§ Goal of the exercise
Find each line in the records below that contains the word "databaseName", and copy it out.

[Entries from a dataset of interfaces]
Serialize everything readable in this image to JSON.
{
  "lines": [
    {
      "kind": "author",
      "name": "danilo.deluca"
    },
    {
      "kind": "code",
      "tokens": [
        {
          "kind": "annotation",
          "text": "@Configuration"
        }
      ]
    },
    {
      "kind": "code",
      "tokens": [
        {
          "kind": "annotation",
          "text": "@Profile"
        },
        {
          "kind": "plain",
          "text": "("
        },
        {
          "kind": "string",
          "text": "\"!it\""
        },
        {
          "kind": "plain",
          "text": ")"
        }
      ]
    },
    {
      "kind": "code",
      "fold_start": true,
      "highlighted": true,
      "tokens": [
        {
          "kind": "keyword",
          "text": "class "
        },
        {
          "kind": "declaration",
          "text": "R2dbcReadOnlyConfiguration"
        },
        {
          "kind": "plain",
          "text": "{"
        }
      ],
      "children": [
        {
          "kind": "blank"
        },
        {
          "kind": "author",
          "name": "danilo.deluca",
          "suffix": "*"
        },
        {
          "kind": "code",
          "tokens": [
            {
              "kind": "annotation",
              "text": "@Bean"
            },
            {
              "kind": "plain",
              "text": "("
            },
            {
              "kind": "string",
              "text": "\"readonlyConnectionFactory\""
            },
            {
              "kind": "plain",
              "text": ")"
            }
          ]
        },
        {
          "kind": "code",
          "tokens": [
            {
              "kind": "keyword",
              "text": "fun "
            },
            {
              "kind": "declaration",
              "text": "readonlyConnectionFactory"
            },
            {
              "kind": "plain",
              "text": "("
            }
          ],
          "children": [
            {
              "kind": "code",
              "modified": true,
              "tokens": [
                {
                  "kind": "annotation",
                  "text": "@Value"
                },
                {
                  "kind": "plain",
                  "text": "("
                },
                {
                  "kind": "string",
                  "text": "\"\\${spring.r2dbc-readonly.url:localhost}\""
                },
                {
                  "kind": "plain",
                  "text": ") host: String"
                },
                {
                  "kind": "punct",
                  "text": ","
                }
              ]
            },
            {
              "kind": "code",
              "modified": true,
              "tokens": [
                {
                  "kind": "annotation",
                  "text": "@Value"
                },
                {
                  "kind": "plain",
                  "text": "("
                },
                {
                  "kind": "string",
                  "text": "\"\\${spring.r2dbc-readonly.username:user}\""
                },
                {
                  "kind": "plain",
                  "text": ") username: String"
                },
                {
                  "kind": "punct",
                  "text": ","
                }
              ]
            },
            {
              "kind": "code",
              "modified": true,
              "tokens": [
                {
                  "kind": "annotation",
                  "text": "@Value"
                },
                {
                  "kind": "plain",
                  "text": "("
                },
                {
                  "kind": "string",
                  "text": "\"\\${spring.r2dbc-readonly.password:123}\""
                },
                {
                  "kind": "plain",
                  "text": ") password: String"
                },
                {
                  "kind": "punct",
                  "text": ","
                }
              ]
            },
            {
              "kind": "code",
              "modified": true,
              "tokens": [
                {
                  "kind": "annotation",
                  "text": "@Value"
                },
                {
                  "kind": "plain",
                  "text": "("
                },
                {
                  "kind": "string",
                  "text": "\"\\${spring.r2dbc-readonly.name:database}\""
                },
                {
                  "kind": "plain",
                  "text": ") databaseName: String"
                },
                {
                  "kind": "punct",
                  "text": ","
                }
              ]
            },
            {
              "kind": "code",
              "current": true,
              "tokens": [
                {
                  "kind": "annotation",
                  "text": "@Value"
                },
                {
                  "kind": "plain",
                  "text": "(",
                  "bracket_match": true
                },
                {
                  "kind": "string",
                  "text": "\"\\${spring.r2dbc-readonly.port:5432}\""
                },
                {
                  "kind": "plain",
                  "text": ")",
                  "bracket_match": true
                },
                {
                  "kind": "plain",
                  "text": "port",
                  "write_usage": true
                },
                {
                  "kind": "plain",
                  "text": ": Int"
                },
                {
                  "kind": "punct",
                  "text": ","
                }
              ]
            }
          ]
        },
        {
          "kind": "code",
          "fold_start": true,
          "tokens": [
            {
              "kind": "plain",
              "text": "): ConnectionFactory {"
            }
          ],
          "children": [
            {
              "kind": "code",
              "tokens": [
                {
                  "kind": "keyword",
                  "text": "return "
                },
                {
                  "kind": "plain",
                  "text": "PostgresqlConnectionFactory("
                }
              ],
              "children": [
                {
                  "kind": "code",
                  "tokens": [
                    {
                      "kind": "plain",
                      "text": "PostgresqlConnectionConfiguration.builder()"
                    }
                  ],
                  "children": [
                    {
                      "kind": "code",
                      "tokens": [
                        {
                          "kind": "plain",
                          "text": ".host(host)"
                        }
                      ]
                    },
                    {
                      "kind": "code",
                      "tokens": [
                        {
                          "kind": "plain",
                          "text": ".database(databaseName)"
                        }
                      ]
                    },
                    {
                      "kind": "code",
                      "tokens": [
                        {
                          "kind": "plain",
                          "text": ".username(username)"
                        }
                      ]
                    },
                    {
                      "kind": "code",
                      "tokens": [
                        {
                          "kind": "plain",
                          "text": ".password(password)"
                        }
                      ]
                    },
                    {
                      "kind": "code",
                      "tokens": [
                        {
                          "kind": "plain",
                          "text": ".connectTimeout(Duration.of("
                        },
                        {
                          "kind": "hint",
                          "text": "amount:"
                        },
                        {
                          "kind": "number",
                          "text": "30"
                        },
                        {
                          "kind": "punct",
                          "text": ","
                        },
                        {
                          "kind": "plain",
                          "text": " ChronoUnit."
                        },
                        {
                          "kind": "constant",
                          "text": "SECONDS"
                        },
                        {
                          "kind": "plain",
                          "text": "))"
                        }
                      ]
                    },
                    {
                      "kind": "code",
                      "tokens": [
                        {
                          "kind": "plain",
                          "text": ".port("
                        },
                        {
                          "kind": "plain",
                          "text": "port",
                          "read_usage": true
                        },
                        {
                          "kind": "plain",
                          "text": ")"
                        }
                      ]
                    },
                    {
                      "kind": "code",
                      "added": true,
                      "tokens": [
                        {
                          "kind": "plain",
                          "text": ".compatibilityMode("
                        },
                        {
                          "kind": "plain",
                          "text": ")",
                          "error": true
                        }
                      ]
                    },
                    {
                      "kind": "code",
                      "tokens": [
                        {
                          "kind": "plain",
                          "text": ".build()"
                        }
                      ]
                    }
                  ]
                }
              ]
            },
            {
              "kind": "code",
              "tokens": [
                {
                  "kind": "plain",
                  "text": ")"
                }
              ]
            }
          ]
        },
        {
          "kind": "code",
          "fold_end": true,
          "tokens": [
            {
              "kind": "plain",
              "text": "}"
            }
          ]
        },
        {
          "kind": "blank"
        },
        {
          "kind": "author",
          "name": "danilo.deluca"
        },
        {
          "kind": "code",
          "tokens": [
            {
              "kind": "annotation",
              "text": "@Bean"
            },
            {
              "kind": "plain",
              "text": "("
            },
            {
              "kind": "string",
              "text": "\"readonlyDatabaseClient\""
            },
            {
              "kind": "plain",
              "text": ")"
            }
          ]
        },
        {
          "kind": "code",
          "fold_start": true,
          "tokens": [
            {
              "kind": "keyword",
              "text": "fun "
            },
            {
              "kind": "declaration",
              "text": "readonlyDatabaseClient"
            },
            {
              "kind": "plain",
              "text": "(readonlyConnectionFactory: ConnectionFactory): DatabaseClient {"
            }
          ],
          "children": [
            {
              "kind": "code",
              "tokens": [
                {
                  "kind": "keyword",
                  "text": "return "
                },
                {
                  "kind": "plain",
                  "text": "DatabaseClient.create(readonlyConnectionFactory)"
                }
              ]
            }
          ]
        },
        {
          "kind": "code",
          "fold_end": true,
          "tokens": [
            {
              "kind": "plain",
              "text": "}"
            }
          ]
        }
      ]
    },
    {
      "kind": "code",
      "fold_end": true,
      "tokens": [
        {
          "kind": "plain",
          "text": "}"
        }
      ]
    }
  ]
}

§ Task result
                  "text": ") databaseName: String"
                          "text": ".database(databaseName)"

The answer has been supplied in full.